Copy every line below that has the word "AppData" in it.

⟨

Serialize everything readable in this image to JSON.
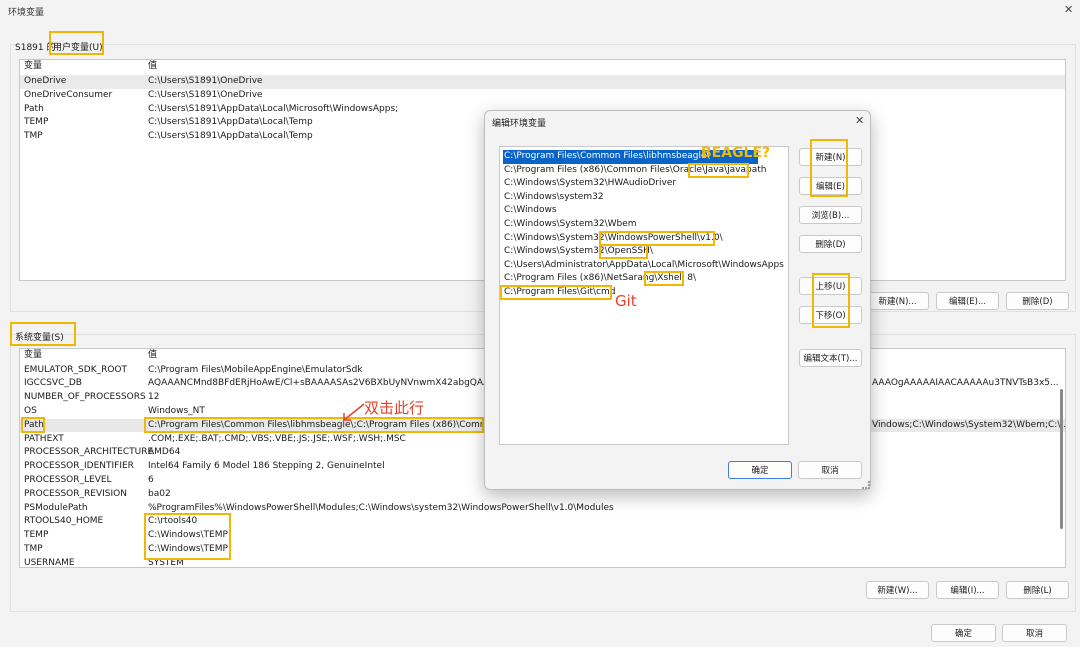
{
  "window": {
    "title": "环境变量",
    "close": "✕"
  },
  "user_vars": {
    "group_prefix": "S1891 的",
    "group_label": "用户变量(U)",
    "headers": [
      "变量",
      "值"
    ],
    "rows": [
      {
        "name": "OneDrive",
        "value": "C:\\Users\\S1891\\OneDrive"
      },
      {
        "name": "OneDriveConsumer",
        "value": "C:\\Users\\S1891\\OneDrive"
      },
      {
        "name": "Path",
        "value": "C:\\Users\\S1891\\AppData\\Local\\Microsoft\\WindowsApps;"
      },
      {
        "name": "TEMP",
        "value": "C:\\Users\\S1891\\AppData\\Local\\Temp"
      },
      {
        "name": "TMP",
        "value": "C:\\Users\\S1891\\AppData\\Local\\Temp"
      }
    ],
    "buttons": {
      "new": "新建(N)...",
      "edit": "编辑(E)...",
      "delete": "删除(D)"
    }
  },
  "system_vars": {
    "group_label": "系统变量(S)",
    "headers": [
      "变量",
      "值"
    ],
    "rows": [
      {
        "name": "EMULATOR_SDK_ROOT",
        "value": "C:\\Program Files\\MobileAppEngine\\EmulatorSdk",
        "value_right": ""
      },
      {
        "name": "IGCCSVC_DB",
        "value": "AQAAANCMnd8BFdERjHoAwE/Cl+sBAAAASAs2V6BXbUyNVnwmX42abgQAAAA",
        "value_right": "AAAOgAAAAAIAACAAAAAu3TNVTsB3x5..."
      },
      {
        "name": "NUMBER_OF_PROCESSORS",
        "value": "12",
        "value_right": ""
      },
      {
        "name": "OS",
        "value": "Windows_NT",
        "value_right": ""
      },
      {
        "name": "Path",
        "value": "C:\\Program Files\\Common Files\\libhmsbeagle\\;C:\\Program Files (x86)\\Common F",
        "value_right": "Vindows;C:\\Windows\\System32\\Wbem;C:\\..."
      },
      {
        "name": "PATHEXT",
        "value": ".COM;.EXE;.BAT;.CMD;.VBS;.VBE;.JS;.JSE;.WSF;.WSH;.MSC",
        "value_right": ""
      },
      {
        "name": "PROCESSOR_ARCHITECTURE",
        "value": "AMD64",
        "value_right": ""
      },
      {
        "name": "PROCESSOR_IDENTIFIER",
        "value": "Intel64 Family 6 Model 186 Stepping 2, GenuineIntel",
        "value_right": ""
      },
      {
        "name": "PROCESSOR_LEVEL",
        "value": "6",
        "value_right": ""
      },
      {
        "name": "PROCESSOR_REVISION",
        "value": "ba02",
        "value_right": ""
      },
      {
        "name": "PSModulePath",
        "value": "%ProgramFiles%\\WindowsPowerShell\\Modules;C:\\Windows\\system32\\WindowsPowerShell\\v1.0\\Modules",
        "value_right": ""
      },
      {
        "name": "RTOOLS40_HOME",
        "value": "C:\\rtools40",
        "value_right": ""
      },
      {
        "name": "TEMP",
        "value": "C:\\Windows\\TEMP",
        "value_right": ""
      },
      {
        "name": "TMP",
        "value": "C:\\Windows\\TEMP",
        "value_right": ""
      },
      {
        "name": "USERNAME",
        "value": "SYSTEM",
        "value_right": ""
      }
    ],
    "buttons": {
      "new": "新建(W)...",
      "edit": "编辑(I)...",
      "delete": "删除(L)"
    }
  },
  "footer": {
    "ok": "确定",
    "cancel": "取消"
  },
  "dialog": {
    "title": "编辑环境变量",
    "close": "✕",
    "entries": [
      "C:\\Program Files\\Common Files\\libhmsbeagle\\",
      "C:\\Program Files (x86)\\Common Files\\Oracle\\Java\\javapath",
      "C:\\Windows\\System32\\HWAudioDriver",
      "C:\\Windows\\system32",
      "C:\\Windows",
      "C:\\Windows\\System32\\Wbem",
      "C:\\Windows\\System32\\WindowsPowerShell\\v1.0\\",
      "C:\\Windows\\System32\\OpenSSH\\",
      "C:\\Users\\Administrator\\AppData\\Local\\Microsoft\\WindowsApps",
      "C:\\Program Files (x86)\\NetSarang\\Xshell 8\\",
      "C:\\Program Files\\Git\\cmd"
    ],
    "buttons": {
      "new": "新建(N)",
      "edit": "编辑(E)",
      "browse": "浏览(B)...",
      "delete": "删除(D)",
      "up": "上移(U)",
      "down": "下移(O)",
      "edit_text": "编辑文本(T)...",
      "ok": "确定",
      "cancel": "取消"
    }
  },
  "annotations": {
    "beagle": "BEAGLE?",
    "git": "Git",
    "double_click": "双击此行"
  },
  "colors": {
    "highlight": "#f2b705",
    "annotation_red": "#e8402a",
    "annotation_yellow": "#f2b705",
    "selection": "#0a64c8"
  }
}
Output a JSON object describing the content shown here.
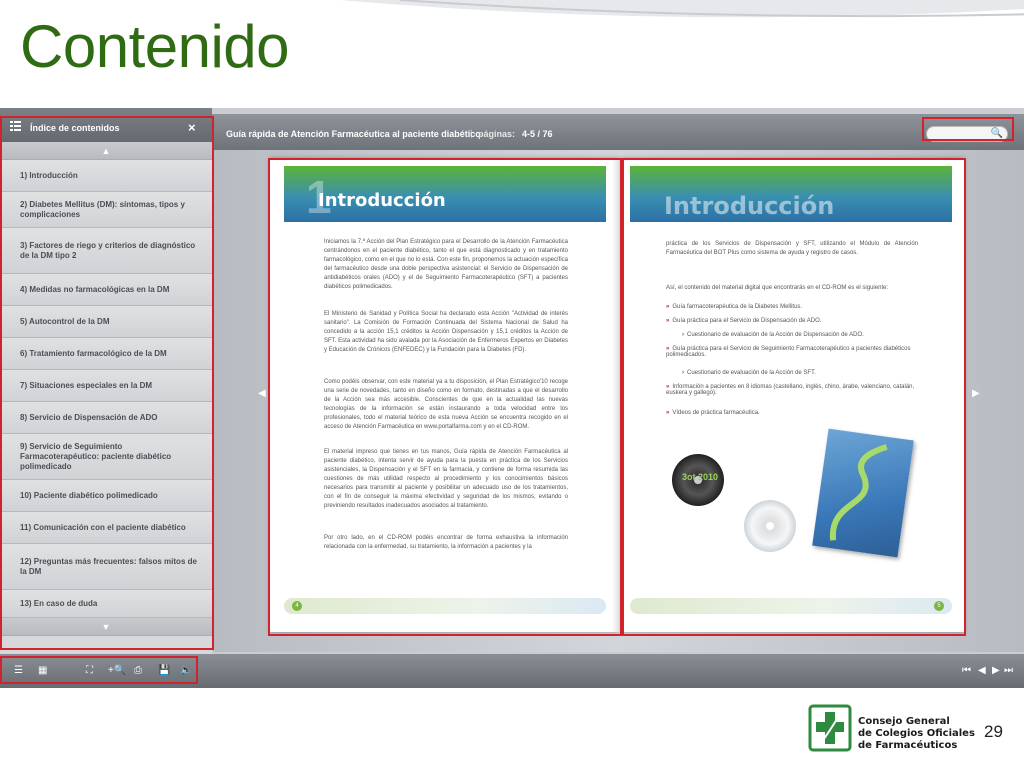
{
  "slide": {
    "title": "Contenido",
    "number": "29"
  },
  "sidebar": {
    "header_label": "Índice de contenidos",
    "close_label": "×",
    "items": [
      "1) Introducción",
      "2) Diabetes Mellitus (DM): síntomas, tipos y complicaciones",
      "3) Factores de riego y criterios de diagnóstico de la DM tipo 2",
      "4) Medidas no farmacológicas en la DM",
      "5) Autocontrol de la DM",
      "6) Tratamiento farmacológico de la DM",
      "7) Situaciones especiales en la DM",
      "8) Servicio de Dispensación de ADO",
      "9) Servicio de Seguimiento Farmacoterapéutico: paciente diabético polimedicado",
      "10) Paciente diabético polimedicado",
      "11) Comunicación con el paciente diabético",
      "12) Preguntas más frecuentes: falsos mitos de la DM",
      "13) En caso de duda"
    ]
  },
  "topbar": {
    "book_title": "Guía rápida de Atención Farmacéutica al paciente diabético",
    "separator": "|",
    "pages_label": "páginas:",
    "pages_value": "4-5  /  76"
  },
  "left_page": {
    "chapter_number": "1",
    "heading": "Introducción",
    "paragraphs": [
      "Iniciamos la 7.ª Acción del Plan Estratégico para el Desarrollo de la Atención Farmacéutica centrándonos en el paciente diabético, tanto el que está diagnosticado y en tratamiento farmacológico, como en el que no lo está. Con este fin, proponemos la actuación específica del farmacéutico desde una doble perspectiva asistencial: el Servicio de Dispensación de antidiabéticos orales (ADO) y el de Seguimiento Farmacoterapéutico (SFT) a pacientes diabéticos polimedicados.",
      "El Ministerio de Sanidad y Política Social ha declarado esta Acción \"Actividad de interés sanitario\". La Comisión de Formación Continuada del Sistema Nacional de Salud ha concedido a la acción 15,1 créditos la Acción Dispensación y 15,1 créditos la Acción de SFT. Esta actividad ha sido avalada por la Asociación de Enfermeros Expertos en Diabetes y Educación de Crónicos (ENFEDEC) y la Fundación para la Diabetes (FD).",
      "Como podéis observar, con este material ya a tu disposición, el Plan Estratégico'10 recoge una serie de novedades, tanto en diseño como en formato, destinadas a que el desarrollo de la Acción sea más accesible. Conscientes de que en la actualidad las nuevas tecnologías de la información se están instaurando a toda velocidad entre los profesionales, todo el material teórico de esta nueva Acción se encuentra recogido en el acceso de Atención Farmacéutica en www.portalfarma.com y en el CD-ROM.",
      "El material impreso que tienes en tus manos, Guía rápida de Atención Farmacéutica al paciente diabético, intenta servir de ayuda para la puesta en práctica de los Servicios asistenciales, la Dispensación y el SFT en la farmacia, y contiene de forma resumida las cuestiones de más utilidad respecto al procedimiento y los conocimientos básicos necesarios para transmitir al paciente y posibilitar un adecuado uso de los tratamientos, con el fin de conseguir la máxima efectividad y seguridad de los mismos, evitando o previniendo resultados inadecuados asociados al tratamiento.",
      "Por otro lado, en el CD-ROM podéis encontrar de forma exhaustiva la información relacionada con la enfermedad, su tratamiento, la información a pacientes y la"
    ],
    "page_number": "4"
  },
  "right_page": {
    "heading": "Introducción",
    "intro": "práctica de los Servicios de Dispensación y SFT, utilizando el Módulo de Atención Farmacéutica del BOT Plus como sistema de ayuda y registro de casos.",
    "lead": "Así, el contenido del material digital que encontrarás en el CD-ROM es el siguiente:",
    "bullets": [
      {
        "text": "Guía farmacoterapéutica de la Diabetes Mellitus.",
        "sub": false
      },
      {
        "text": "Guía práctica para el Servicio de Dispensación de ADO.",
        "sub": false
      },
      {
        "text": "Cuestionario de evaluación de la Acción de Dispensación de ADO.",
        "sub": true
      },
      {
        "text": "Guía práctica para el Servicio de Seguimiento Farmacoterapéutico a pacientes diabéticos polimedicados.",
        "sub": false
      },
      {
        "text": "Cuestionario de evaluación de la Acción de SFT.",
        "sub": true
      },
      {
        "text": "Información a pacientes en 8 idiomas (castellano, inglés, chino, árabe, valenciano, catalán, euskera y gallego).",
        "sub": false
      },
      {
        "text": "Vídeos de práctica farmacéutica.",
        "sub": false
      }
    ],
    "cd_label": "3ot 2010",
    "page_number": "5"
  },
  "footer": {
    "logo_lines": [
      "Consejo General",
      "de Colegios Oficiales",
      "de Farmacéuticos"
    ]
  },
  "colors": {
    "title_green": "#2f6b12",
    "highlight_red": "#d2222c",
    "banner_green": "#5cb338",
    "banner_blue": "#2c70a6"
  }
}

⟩
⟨

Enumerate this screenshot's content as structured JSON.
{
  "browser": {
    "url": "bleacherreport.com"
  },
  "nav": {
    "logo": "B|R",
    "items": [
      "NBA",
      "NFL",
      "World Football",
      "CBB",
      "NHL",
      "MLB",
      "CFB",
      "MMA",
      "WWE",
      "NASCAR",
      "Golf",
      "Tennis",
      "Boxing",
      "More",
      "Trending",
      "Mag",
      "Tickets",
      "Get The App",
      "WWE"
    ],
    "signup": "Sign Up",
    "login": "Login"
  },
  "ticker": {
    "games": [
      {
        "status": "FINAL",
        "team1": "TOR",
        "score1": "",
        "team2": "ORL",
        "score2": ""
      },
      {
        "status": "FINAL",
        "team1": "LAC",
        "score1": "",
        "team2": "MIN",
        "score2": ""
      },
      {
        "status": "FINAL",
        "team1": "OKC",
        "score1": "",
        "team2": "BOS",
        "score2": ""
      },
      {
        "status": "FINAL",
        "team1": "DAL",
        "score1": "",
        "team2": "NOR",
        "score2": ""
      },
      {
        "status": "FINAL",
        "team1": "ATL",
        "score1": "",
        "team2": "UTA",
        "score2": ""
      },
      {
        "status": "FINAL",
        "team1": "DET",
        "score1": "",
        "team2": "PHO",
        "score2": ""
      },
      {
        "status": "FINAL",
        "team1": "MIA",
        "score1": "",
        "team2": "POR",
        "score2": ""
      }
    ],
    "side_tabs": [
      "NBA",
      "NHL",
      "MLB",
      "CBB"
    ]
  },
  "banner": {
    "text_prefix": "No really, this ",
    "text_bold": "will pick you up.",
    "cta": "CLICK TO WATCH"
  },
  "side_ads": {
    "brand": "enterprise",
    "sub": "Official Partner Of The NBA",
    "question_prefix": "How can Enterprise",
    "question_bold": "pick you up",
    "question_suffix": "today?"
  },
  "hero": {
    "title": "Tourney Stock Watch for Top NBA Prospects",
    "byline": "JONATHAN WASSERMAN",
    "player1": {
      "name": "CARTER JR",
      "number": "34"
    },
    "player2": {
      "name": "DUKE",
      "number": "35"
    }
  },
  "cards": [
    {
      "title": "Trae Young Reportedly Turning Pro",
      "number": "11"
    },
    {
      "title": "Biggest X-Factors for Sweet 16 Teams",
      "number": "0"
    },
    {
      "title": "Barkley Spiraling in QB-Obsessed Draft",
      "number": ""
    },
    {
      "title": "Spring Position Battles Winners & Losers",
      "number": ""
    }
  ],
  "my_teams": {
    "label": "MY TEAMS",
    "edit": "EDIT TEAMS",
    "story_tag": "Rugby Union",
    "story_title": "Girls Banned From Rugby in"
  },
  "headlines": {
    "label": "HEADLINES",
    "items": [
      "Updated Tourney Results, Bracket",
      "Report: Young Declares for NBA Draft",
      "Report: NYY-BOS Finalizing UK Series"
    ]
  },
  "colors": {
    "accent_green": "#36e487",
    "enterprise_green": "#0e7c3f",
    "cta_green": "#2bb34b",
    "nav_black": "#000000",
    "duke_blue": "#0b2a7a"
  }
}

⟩

[Solution for this exercise]
        "value": "C:\\Users\\S1891\\AppData\\Local\\Microsoft\\WindowsApps;"
        "value": "C:\\Users\\S1891\\AppData\\Local\\Temp"
        "value": "C:\\Users\\S1891\\AppData\\Local\\Temp"
      "C:\\Users\\Administrator\\AppData\\Local\\Microsoft\\WindowsApps",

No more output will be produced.